Hazardous upgrades


Upgrading any piece of software can be complex, whether it’s a web-based application, desktop software, or an entire operating system. Most products do a pretty good job of remembering your settings and reminding you to make a backup first. But they tend to omit a very important step: Letting the user save a full list of settings, in case some of them can’t be retained after the upgrade.

It would be foolish of me to suggest that every setting can be carried over from one version to another, as product improvement typically means consolidating old features and preferences in ways that can’t easily be translated to new ones. I’m OK with that. What bothers me is when programs don’t tell you which settings have to be clobbered during the upgrade. For example, I recently did a BlackBerry OS upgrade which worked pretty well. In the process, it deleted all my font and display settings, which was easy to see and correct. However, changes to the keypad speed and ringer profiles were more confusing, and took me a good half hour to restore.

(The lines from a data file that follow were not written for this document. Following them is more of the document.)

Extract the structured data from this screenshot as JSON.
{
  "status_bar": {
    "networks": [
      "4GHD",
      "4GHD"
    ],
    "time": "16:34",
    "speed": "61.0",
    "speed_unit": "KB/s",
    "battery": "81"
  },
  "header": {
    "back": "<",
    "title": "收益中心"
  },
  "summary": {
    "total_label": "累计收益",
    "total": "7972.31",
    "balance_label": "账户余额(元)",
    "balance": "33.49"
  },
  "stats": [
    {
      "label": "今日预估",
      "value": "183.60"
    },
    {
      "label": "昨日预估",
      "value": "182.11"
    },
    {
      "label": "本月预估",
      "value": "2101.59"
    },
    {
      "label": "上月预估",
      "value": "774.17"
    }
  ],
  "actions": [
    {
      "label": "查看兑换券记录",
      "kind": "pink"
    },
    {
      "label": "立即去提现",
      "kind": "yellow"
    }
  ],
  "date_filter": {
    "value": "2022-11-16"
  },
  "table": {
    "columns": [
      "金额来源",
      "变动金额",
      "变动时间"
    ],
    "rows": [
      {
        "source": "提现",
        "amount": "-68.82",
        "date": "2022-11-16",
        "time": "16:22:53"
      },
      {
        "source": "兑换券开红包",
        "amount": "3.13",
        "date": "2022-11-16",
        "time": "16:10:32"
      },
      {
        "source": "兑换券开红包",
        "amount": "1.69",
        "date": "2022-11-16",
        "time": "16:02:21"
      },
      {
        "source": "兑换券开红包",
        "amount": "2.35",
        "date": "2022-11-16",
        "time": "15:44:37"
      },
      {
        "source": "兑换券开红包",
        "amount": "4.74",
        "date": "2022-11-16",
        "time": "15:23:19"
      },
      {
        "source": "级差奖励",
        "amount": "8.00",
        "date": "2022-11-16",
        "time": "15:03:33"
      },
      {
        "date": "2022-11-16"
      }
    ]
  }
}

I propose a simple safeguard against this sort of problem: Before any upgrade, let the user save a full list of every setting and preference. This is different than a backup, which is designed for when the upgrade fails entirely. Rather, the settings list helps you go through the updated software and get your settings back the way you like them, without having to remember how they used to be. Even if this list is rather ugly, simply listing the category, setting name, and selection, it would be incredibly useful when things don’t look right following an upgrade. And given the frequency of upgrades that accompany software products, this would be a huge timesaver for customers.